Touchan, R., Garfin, G.M., Meko, D.M., Funkhouser, G., Erkan, N., Hughes, M.K. and Wallin, B.S.  2003.  Preliminary reconstructions of spring precipitation in southwestern Turkey from tree-ring width.  International Journal of Climatology 23: 157-171.

What was done
The authors developed two reconstructions of spring (May-June) precipitation for southwestern Turkey from tree-ring width measurements, one of them (1776-1998) based on nine chronologies of Cedrus libani, Juniperus excelsa, Pinus brutia and Pinus nigra, and the other one (1339-1998) based on three chronologies of Juniperus excelsa.

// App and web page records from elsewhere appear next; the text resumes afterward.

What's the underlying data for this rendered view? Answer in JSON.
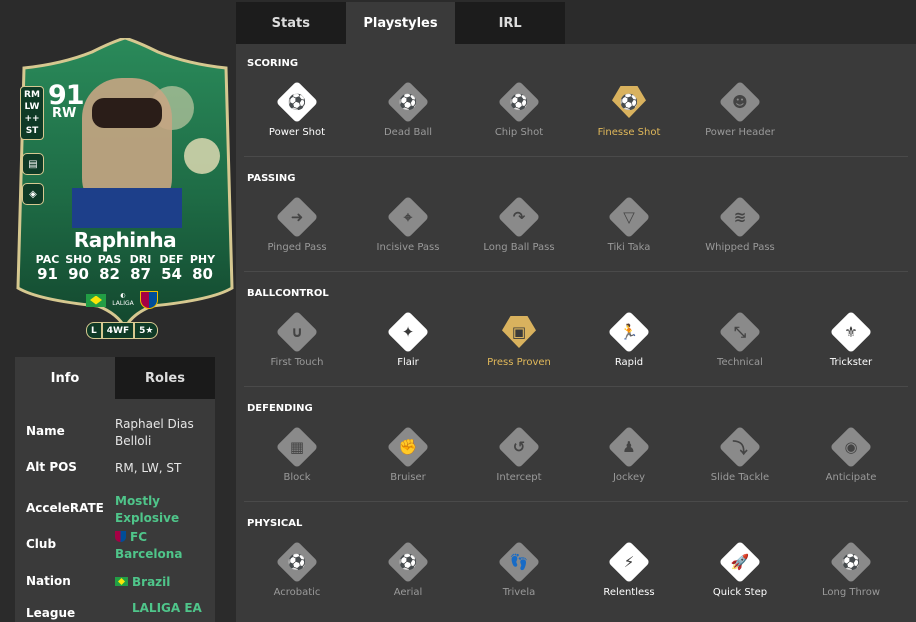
{
  "card": {
    "rating": "91",
    "position": "RW",
    "alt_positions": [
      "RM",
      "LW",
      "++",
      "ST"
    ],
    "name": "Raphinha",
    "stat_labels": [
      "PAC",
      "SHO",
      "PAS",
      "DRI",
      "DEF",
      "PHY"
    ],
    "stat_values": [
      "91",
      "90",
      "82",
      "87",
      "54",
      "80"
    ],
    "league_logo_text": "LALIGA",
    "traits": [
      "L",
      "4WF",
      "5★"
    ]
  },
  "info": {
    "tabs": [
      "Info",
      "Roles"
    ],
    "rows": [
      {
        "key": "Name",
        "value": "Raphael Dias Belloli"
      },
      {
        "key": "Alt POS",
        "value": "RM, LW, ST"
      },
      {
        "key": "AcceleRATE",
        "value": "Mostly Explosive"
      },
      {
        "key": "Club",
        "value": "FC Barcelona"
      },
      {
        "key": "Nation",
        "value": "Brazil"
      },
      {
        "key": "League",
        "value": "LALIGA EA"
      }
    ]
  },
  "tabs": [
    "Stats",
    "Playstyles",
    "IRL"
  ],
  "sections": [
    {
      "title": "SCORING",
      "items": [
        {
          "label": "Power Shot",
          "state": "on",
          "icon": "power-shot-icon",
          "glyph": "⚽"
        },
        {
          "label": "Dead Ball",
          "state": "off",
          "icon": "dead-ball-icon",
          "glyph": "⚽"
        },
        {
          "label": "Chip Shot",
          "state": "off",
          "icon": "chip-shot-icon",
          "glyph": "⚽"
        },
        {
          "label": "Finesse Shot",
          "state": "gold",
          "icon": "finesse-shot-icon",
          "glyph": "⚽"
        },
        {
          "label": "Power Header",
          "state": "off",
          "icon": "power-header-icon",
          "glyph": "☻"
        }
      ]
    },
    {
      "title": "PASSING",
      "items": [
        {
          "label": "Pinged Pass",
          "state": "off",
          "icon": "pinged-pass-icon",
          "glyph": "➜"
        },
        {
          "label": "Incisive Pass",
          "state": "off",
          "icon": "incisive-pass-icon",
          "glyph": "⌖"
        },
        {
          "label": "Long Ball Pass",
          "state": "off",
          "icon": "long-ball-pass-icon",
          "glyph": "↷"
        },
        {
          "label": "Tiki Taka",
          "state": "off",
          "icon": "tiki-taka-icon",
          "glyph": "▽"
        },
        {
          "label": "Whipped Pass",
          "state": "off",
          "icon": "whipped-pass-icon",
          "glyph": "≋"
        }
      ]
    },
    {
      "title": "BALLCONTROL",
      "items": [
        {
          "label": "First Touch",
          "state": "off",
          "icon": "first-touch-icon",
          "glyph": "∪"
        },
        {
          "label": "Flair",
          "state": "on",
          "icon": "flair-icon",
          "glyph": "✦"
        },
        {
          "label": "Press Proven",
          "state": "gold",
          "icon": "press-proven-icon",
          "glyph": "▣"
        },
        {
          "label": "Rapid",
          "state": "on",
          "icon": "rapid-icon",
          "glyph": "🏃"
        },
        {
          "label": "Technical",
          "state": "off",
          "icon": "technical-icon",
          "glyph": "⤡"
        },
        {
          "label": "Trickster",
          "state": "on",
          "icon": "trickster-icon",
          "glyph": "⚜"
        }
      ]
    },
    {
      "title": "DEFENDING",
      "items": [
        {
          "label": "Block",
          "state": "off",
          "icon": "block-icon",
          "glyph": "▦"
        },
        {
          "label": "Bruiser",
          "state": "off",
          "icon": "bruiser-icon",
          "glyph": "✊"
        },
        {
          "label": "Intercept",
          "state": "off",
          "icon": "intercept-icon",
          "glyph": "↺"
        },
        {
          "label": "Jockey",
          "state": "off",
          "icon": "jockey-icon",
          "glyph": "♟"
        },
        {
          "label": "Slide Tackle",
          "state": "off",
          "icon": "slide-tackle-icon",
          "glyph": "⤵"
        },
        {
          "label": "Anticipate",
          "state": "off",
          "icon": "anticipate-icon",
          "glyph": "◉"
        }
      ]
    },
    {
      "title": "PHYSICAL",
      "items": [
        {
          "label": "Acrobatic",
          "state": "off",
          "icon": "acrobatic-icon",
          "glyph": "⚽"
        },
        {
          "label": "Aerial",
          "state": "off",
          "icon": "aerial-icon",
          "glyph": "⚽"
        },
        {
          "label": "Trivela",
          "state": "off",
          "icon": "trivela-icon",
          "glyph": "👣"
        },
        {
          "label": "Relentless",
          "state": "on",
          "icon": "relentless-icon",
          "glyph": "⚡"
        },
        {
          "label": "Quick Step",
          "state": "on",
          "icon": "quick-step-icon",
          "glyph": "🚀"
        },
        {
          "label": "Long Throw",
          "state": "off",
          "icon": "long-throw-icon",
          "glyph": "⚽"
        }
      ]
    }
  ],
  "colors": {
    "background": "#2b2b2b",
    "panel": "#3a3a3a",
    "accent_green": "#4fc58a",
    "gold": "#e0b85a",
    "card_green": "#1e6b45"
  }
}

What was learned
The reconstructions, in the words of the authors, "show clear evidence of multi-year to decadal variations in spring precipitation."  Nevertheless, they report that "dry periods of 1-2 years were well distributed throughout the record" and that the same was largely true of similar wet periods.  With respect to more extreme events, the period preceding the Industrial Revolution stood out.  They say, for example, that "all of the wettest 5-year periods occurred prior to 1756."  Likewise, the longest period of reconstructed spring drought was the four-year period 1476-79, while the single driest spring was 1746.

What it means
Climate alarmists claim that (1) global warming produces both more frequent and more severe periods of wetness and dryness and (2) the global warming of the past century was the most dramatic of the past millennium.  However, 660 years of reconstructed spring precipitation from southwestern Turkey provide no evidence for the validity of either of these contentions, suggesting that at least one of them is wrong.  In fact, the real-world data actually hint at an opposite effect of global warming on precipitation.

Reviewed 26 February 2003